A vast database containing information scraped from the public domain on 56.25 million U.S. citizens has been found online, with no security and serving an IP address belonging to Chinese online retailer Alibaba.
All data hosted on the server seems to belong to an online service called CheckPeople.com, which offers details, such as addresses or phone numbers, of U.S citizens, for a fee. The service also provides criminal records. The company says that everything is gathered from public records.
According to The Register, a white hat hacker going by the name of Lynx found out that a 22 GB database, containing a wide array of details about millions of Americans, was sitting online with no safeguards. Making matters worse, the database seems to be hosted somewhere on a Chinese server, in Hangzhou.

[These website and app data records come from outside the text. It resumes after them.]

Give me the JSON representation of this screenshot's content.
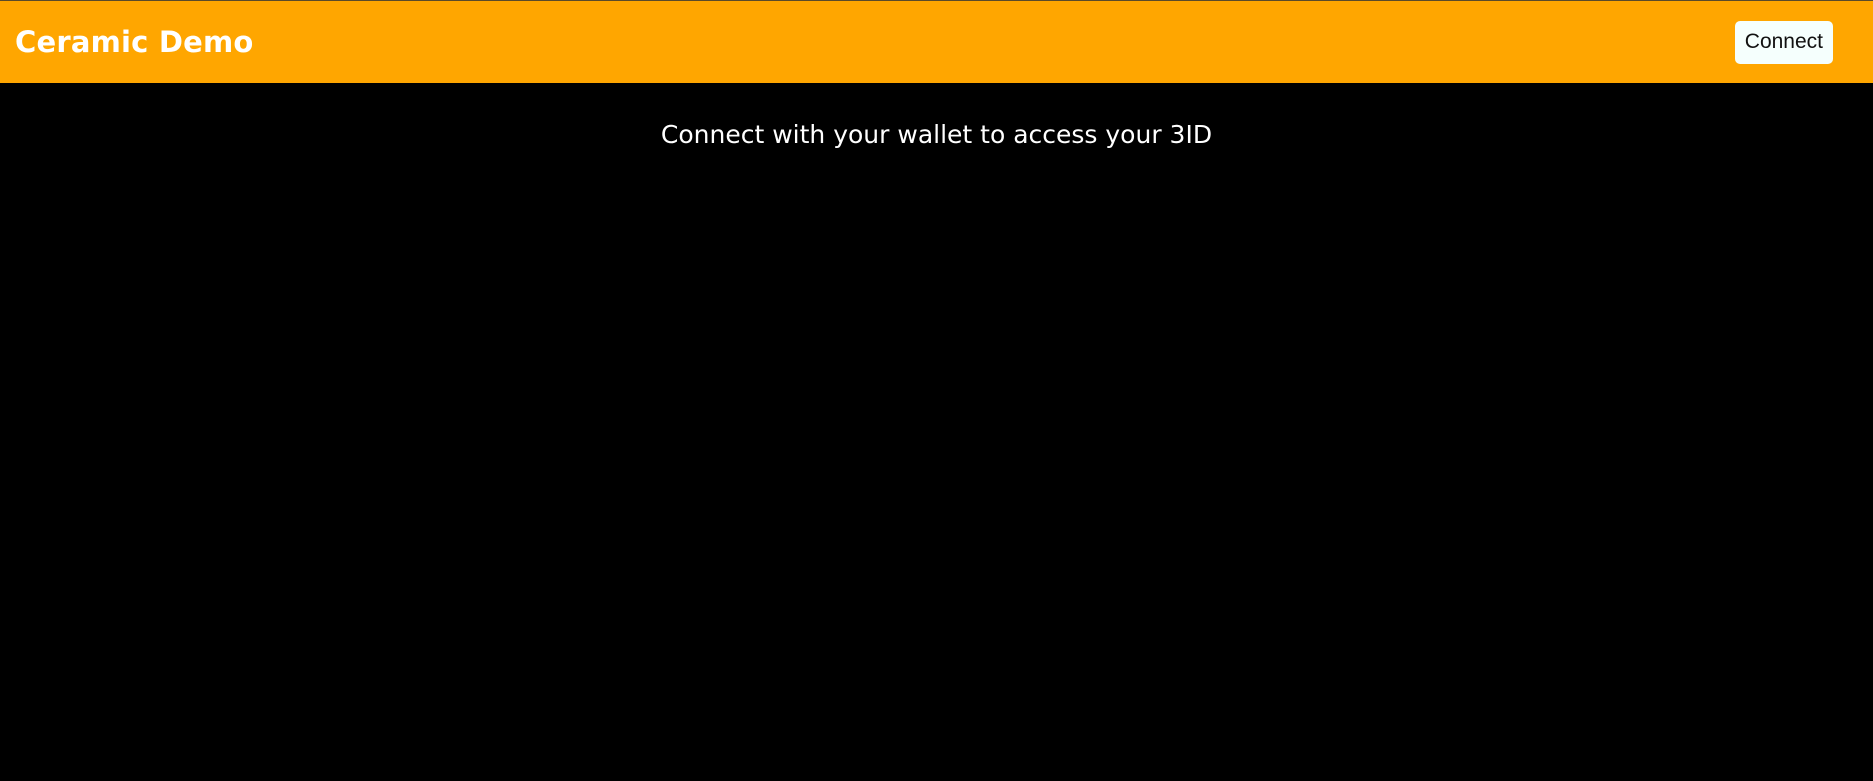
{
  "header": {
    "title": "Ceramic Demo",
    "connect_label": "Connect",
    "background_color": "#ffa600"
  },
  "main": {
    "prompt": "Connect with your wallet to access your 3ID",
    "background_color": "#000000"
  }
}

While the information is scraped from public sources, which is available to anyone, the fact that it’s gathered in a single place and is searchable, makes it dangerous. A bad actor could pair this database with other leaks and weaponized it in ways that pose a threat.
“In and of itself, the data is harmless, it’s public data, but bundled like this, I think it could actually be worth a lot to some people. That’s what scares me when people start combining these with other datasets,” said Lynx for The Register.
This is not the first time unattended databases with troves of personal data have been found online. An open Elasticsearch server with private data on 1.2 billion people was located just over a month ago, and it’s still unclear how that came to be. Similarly, a database owned by TrueDialog storing millions of SMS text messages in plain text was left unattended online, ripe for the taking by anyone interested.